[DATA EXCERPTS — start]

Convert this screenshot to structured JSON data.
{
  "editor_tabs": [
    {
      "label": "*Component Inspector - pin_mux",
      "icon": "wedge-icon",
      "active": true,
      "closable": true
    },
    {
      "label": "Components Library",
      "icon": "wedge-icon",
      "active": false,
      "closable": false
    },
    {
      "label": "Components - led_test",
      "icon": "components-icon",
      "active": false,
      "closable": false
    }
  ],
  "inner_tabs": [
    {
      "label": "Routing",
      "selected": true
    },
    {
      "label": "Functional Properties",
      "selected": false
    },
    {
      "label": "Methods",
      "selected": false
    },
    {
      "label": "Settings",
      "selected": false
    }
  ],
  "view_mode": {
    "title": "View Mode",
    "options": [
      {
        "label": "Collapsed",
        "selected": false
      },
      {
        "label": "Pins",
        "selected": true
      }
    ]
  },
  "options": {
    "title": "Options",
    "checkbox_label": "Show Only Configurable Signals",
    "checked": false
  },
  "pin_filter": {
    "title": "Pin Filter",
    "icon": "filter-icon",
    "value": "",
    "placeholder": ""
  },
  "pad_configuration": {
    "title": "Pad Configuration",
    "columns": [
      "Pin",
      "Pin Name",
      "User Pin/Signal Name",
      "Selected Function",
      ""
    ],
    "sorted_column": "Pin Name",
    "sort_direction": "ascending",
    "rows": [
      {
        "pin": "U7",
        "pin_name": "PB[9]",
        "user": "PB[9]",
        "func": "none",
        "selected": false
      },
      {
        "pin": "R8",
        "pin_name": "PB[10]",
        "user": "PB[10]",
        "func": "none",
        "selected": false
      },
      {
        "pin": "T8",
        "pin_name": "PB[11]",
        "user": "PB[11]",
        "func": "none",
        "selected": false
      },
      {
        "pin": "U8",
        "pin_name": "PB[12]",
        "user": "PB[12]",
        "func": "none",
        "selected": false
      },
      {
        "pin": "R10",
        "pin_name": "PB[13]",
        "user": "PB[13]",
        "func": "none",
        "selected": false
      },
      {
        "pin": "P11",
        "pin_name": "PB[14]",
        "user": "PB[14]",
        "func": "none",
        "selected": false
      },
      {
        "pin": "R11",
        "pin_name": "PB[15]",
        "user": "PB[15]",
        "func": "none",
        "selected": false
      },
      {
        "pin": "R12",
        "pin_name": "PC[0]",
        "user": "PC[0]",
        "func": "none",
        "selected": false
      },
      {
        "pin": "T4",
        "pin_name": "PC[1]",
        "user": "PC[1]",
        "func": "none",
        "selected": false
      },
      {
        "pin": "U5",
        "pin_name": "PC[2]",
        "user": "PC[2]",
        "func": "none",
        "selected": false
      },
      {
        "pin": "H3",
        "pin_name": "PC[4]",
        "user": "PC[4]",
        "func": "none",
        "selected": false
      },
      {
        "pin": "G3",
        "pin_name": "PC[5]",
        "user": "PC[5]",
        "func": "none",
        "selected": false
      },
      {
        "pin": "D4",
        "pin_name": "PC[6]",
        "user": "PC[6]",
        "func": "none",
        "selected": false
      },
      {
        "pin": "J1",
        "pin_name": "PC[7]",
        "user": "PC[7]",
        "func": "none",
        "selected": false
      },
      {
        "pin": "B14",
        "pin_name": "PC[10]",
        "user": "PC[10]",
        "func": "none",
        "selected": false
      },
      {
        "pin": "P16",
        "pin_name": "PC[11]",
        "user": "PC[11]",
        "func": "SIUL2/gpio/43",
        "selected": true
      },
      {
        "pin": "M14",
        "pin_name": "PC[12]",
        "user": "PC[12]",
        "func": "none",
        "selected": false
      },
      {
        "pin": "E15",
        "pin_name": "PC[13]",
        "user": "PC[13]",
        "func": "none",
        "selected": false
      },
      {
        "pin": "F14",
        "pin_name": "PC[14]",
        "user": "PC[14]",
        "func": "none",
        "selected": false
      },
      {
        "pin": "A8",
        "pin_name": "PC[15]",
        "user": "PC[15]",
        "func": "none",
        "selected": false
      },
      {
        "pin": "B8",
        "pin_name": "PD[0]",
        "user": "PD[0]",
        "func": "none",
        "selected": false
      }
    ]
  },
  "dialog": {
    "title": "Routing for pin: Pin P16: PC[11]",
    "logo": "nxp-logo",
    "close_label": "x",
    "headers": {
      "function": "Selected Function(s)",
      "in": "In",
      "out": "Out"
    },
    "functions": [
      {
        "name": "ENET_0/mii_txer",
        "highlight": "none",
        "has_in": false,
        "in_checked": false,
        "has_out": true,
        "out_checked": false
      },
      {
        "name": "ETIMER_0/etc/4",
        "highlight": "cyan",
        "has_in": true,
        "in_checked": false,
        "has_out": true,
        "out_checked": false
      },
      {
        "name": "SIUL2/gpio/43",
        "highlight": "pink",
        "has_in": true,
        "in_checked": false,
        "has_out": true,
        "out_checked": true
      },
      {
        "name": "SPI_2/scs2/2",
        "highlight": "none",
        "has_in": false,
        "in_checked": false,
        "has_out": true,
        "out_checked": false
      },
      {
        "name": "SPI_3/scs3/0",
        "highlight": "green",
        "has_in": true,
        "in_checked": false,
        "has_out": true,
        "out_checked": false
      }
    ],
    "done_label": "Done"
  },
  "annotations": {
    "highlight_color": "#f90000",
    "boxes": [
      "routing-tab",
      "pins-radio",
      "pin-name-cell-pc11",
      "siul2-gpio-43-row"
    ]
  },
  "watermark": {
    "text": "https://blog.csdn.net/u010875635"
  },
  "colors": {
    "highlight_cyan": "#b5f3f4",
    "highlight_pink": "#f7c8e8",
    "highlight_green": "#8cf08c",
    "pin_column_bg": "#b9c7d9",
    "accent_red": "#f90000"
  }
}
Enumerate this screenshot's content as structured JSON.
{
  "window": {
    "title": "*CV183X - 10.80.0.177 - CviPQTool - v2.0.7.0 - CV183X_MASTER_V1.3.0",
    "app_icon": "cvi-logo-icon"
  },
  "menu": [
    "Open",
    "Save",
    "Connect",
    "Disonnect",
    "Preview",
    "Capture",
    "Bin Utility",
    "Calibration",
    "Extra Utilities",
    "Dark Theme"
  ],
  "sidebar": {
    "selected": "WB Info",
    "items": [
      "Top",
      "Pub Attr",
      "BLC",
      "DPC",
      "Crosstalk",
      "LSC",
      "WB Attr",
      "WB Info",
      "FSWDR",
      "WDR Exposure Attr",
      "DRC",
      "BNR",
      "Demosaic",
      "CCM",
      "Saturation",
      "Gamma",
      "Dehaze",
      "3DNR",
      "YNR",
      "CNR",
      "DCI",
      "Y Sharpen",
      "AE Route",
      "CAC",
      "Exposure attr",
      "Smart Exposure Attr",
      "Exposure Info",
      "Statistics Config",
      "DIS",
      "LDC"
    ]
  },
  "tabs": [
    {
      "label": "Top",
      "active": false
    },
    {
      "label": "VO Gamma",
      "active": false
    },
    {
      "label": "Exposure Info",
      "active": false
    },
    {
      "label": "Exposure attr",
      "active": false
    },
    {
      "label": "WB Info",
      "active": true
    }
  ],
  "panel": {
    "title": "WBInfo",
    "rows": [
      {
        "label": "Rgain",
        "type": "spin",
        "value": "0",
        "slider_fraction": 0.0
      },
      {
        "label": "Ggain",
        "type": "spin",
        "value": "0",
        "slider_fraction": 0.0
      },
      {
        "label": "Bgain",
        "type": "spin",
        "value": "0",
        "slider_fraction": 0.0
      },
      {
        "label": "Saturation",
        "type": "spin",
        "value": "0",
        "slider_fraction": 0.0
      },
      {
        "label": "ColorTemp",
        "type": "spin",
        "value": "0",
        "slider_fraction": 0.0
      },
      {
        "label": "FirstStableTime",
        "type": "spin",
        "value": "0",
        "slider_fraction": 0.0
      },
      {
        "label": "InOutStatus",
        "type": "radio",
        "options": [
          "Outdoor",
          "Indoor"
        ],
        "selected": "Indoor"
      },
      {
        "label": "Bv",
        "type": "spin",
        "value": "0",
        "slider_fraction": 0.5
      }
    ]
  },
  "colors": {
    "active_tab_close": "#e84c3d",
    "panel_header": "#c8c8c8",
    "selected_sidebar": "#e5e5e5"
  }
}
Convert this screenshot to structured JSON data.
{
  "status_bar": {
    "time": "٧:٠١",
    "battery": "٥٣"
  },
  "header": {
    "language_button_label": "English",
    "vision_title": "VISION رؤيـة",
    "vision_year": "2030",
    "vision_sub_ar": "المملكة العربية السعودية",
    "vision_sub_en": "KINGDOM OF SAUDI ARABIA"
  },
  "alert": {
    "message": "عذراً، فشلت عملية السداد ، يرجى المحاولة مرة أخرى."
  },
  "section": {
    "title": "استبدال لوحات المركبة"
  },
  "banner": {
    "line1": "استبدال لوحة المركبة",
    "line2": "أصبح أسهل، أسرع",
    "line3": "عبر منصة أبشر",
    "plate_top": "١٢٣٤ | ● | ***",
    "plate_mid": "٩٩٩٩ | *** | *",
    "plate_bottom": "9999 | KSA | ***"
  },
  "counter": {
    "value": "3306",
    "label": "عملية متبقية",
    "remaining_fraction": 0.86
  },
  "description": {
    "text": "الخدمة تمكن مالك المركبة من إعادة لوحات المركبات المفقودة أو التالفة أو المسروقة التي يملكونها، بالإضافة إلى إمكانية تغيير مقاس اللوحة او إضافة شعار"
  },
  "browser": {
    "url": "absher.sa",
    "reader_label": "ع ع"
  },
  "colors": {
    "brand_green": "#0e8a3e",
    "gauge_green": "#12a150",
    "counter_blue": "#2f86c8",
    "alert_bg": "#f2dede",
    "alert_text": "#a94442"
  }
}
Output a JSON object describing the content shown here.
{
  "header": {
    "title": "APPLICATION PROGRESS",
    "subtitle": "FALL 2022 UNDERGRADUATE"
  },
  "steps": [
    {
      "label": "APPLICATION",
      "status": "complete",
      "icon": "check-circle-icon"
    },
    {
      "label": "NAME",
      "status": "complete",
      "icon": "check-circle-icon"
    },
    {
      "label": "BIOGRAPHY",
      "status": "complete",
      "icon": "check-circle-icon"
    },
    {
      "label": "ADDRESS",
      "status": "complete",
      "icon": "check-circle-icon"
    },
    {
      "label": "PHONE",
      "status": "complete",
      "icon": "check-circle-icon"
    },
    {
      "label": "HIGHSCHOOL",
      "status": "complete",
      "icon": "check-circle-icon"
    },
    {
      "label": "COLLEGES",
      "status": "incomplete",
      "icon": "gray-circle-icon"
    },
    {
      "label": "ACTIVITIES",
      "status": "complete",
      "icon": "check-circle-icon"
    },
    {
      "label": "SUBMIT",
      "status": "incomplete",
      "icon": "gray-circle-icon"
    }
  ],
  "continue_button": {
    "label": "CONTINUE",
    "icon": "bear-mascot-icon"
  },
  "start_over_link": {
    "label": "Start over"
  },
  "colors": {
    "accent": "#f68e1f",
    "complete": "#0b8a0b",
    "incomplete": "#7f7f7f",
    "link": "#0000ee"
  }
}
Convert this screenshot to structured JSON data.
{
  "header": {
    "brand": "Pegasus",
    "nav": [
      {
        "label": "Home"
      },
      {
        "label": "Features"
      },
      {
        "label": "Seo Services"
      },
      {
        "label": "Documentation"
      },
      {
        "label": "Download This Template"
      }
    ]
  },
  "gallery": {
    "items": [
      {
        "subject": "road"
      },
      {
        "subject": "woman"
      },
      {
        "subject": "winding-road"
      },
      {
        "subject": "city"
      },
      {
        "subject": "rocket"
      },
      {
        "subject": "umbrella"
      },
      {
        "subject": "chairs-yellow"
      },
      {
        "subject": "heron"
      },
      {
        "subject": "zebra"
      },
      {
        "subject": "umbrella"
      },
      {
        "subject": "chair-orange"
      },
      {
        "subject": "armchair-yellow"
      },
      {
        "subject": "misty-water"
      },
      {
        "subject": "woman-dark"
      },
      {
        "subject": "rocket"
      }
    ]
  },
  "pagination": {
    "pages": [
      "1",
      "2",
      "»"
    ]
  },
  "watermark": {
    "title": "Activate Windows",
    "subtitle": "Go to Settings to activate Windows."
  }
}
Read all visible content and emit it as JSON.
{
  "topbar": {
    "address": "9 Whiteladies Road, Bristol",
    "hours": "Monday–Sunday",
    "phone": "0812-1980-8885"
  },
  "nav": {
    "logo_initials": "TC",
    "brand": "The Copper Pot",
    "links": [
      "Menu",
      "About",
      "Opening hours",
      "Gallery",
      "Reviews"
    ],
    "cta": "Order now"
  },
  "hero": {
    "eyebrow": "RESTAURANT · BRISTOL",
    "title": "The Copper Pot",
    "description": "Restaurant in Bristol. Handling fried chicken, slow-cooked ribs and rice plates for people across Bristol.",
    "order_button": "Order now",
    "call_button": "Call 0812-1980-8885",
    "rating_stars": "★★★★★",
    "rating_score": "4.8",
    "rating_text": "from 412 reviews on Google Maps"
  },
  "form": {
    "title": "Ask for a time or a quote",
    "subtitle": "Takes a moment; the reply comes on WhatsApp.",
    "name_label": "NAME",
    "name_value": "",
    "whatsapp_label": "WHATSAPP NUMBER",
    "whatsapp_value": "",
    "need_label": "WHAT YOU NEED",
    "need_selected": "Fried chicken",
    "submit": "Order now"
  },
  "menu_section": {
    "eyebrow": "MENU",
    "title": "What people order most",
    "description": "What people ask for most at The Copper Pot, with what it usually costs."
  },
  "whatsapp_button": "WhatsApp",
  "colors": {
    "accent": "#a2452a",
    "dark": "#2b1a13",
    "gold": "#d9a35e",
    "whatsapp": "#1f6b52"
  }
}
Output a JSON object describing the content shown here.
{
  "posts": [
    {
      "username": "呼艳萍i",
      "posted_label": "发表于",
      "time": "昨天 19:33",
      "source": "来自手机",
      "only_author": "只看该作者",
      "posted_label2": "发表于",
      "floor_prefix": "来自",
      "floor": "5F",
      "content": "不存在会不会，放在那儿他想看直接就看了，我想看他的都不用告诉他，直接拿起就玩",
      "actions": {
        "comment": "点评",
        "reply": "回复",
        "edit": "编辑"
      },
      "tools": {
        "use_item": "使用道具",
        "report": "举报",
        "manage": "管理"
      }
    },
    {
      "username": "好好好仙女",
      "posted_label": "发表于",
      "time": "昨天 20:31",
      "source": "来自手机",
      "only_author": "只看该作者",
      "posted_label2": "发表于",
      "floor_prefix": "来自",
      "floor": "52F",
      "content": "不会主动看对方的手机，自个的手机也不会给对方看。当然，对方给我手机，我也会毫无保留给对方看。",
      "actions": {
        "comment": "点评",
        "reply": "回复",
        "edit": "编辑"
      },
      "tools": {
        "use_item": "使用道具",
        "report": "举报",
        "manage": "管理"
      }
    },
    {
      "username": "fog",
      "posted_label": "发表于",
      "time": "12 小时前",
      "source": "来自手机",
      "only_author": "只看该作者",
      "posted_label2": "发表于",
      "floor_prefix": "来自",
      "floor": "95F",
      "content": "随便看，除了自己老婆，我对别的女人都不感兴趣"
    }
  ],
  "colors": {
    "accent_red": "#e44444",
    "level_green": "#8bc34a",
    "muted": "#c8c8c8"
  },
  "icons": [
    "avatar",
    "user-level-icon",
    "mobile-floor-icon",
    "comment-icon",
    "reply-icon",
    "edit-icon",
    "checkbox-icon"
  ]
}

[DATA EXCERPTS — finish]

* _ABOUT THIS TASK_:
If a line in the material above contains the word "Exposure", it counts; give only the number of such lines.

* _ANSWER FOR THE TASK_:
6